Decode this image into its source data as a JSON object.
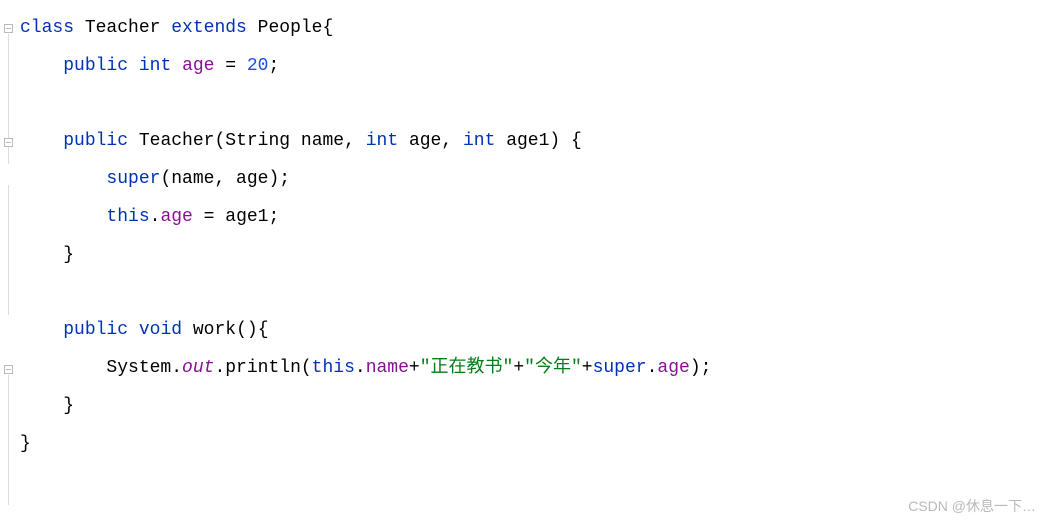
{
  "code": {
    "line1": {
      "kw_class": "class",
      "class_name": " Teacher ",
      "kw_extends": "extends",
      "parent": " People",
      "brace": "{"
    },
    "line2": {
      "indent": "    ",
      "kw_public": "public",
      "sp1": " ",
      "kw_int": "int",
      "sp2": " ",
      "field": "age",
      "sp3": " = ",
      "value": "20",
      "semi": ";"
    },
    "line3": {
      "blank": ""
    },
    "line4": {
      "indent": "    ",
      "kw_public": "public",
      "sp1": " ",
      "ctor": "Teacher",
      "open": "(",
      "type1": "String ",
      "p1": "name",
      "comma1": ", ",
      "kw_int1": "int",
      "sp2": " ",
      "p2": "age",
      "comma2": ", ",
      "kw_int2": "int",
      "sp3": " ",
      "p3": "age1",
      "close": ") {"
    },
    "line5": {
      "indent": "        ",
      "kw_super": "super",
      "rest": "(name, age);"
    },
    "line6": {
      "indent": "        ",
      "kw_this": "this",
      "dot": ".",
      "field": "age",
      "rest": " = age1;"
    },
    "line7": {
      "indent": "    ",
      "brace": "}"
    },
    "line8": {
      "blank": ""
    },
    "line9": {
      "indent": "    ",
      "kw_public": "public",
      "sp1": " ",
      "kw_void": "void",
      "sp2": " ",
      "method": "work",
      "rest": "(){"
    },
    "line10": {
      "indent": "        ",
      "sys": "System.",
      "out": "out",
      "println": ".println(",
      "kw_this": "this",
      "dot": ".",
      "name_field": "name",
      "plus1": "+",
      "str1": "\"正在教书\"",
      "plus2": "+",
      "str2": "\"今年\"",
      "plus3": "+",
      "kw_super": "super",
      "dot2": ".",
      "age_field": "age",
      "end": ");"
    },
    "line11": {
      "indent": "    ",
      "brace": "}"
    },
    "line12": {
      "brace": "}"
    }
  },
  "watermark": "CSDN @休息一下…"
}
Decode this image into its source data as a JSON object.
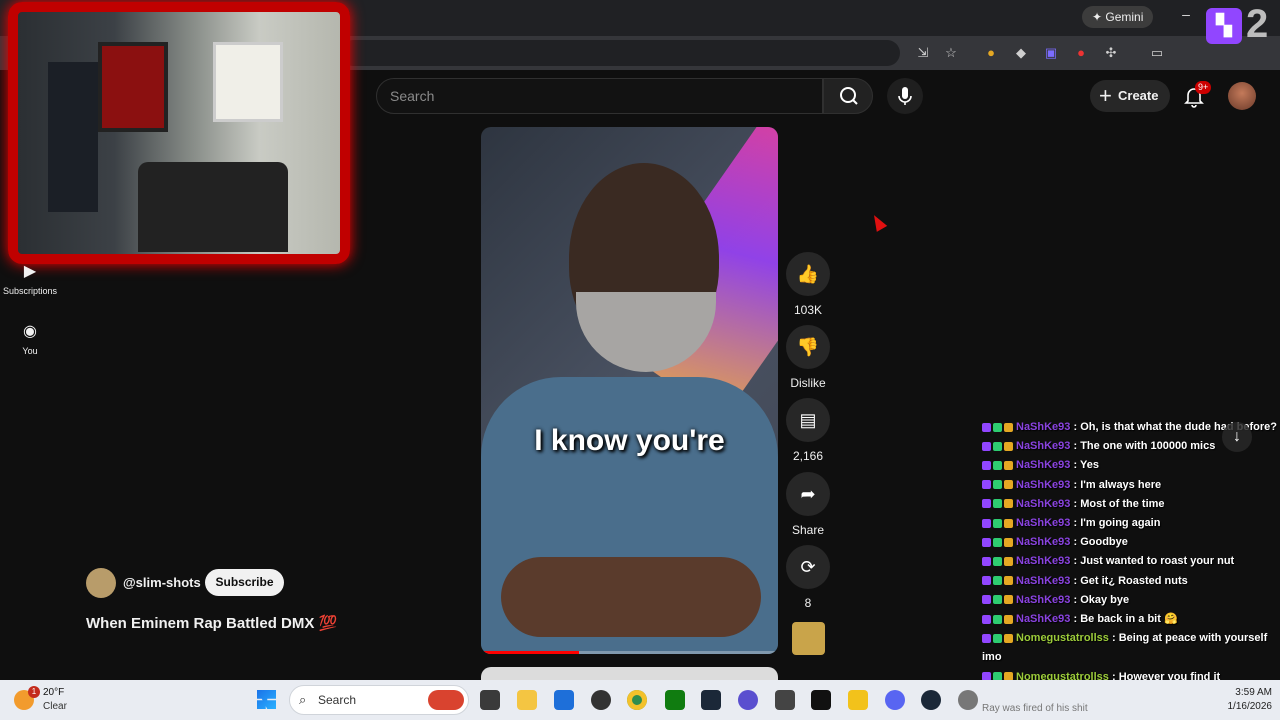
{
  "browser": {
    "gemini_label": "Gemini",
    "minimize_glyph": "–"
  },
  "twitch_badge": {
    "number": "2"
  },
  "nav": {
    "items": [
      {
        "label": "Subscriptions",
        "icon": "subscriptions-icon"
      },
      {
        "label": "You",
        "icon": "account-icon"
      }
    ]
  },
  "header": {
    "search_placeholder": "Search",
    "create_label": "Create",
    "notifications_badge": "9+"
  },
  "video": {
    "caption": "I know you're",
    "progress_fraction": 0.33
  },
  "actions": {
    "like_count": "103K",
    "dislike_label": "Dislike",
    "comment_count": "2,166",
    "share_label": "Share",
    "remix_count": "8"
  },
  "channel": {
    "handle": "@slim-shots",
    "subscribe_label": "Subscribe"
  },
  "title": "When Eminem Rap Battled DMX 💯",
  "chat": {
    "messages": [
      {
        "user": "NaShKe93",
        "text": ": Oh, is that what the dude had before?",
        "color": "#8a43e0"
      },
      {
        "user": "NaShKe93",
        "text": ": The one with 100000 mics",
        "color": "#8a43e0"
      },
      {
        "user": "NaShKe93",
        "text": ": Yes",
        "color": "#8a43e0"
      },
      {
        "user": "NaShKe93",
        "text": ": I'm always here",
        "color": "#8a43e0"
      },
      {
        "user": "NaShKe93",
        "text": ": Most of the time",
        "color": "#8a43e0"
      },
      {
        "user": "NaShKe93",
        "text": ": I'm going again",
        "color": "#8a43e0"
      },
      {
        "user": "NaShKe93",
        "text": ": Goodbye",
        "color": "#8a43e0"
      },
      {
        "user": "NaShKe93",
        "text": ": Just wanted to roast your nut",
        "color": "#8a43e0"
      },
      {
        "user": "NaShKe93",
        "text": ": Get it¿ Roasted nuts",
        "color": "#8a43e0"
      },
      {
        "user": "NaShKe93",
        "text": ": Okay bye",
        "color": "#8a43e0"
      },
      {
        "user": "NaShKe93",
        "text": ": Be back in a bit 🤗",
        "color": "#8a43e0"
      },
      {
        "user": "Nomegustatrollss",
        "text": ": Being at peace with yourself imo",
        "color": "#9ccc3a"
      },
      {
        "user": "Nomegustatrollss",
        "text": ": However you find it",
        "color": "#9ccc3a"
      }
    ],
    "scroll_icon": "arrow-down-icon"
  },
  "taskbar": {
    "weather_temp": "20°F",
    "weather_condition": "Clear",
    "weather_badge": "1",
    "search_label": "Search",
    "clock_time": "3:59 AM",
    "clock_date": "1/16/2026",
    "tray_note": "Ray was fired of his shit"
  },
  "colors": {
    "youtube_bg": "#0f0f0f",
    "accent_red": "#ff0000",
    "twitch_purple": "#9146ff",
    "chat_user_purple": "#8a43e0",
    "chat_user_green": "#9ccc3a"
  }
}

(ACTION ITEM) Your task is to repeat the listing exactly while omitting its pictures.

(ANSWER TO THIS EXERCISE)
Decode this image into its source data as a JSON object.
{
  "code": {
    "line1": {
      "kw_class": "class",
      "class_name": " Teacher ",
      "kw_extends": "extends",
      "parent": " People",
      "brace": "{"
    },
    "line2": {
      "indent": "    ",
      "kw_public": "public",
      "sp1": " ",
      "kw_int": "int",
      "sp2": " ",
      "field": "age",
      "sp3": " = ",
      "value": "20",
      "semi": ";"
    },
    "line3": {
      "blank": ""
    },
    "line4": {
      "indent": "    ",
      "kw_public": "public",
      "sp1": " ",
      "ctor": "Teacher",
      "open": "(",
      "type1": "String ",
      "p1": "name",
      "comma1": ", ",
      "kw_int1": "int",
      "sp2": " ",
      "p2": "age",
      "comma2": ", ",
      "kw_int2": "int",
      "sp3": " ",
      "p3": "age1",
      "close": ") {"
    },
    "line5": {
      "indent": "        ",
      "kw_super": "super",
      "rest": "(name, age);"
    },
    "line6": {
      "indent": "        ",
      "kw_this": "this",
      "dot": ".",
      "field": "age",
      "rest": " = age1;"
    },
    "line7": {
      "indent": "    ",
      "brace": "}"
    },
    "line8": {
      "blank": ""
    },
    "line9": {
      "indent": "    ",
      "kw_public": "public",
      "sp1": " ",
      "kw_void": "void",
      "sp2": " ",
      "method": "work",
      "rest": "(){"
    },
    "line10": {
      "indent": "        ",
      "sys": "System.",
      "out": "out",
      "println": ".println(",
      "kw_this": "this",
      "dot": ".",
      "name_field": "name",
      "plus1": "+",
      "str1": "\"正在教书\"",
      "plus2": "+",
      "str2": "\"今年\"",
      "plus3": "+",
      "kw_super": "super",
      "dot2": ".",
      "age_field": "age",
      "end": ");"
    },
    "line11": {
      "indent": "    ",
      "brace": "}"
    },
    "line12": {
      "brace": "}"
    }
  },
  "watermark": "CSDN @休息一下…"
}
Decode this image into its source data as a JSON object.
{
  "browser": {
    "gemini_label": "Gemini",
    "minimize_glyph": "–"
  },
  "twitch_badge": {
    "number": "2"
  },
  "nav": {
    "items": [
      {
        "label": "Subscriptions",
        "icon": "subscriptions-icon"
      },
      {
        "label": "You",
        "icon": "account-icon"
      }
    ]
  },
  "header": {
    "search_placeholder": "Search",
    "create_label": "Create",
    "notifications_badge": "9+"
  },
  "video": {
    "caption": "I know you're",
    "progress_fraction": 0.33
  },
  "actions": {
    "like_count": "103K",
    "dislike_label": "Dislike",
    "comment_count": "2,166",
    "share_label": "Share",
    "remix_count": "8"
  },
  "channel": {
    "handle": "@slim-shots",
    "subscribe_label": "Subscribe"
  },
  "title": "When Eminem Rap Battled DMX 💯",
  "chat": {
    "messages": [
      {
        "user": "NaShKe93",
        "text": ": Oh, is that what the dude had before?",
        "color": "#8a43e0"
      },
      {
        "user": "NaShKe93",
        "text": ": The one with 100000 mics",
        "color": "#8a43e0"
      },
      {
        "user": "NaShKe93",
        "text": ": Yes",
        "color": "#8a43e0"
      },
      {
        "user": "NaShKe93",
        "text": ": I'm always here",
        "color": "#8a43e0"
      },
      {
        "user": "NaShKe93",
        "text": ": Most of the time",
        "color": "#8a43e0"
      },
      {
        "user": "NaShKe93",
        "text": ": I'm going again",
        "color": "#8a43e0"
      },
      {
        "user": "NaShKe93",
        "text": ": Goodbye",
        "color": "#8a43e0"
      },
      {
        "user": "NaShKe93",
        "text": ": Just wanted to roast your nut",
        "color": "#8a43e0"
      },
      {
        "user": "NaShKe93",
        "text": ": Get it¿ Roasted nuts",
        "color": "#8a43e0"
      },
      {
        "user": "NaShKe93",
        "text": ": Okay bye",
        "color": "#8a43e0"
      },
      {
        "user": "NaShKe93",
        "text": ": Be back in a bit 🤗",
        "color": "#8a43e0"
      },
      {
        "user": "Nomegustatrollss",
        "text": ": Being at peace with yourself imo",
        "color": "#9ccc3a"
      },
      {
        "user": "Nomegustatrollss",
        "text": ": However you find it",
        "color": "#9ccc3a"
      }
    ],
    "scroll_icon": "arrow-down-icon"
  },
  "taskbar": {
    "weather_temp": "20°F",
    "weather_condition": "Clear",
    "weather_badge": "1",
    "search_label": "Search",
    "clock_time": "3:59 AM",
    "clock_date": "1/16/2026",
    "tray_note": "Ray was fired of his shit"
  },
  "colors": {
    "youtube_bg": "#0f0f0f",
    "accent_red": "#ff0000",
    "twitch_purple": "#9146ff",
    "chat_user_purple": "#8a43e0",
    "chat_user_green": "#9ccc3a"
  }
}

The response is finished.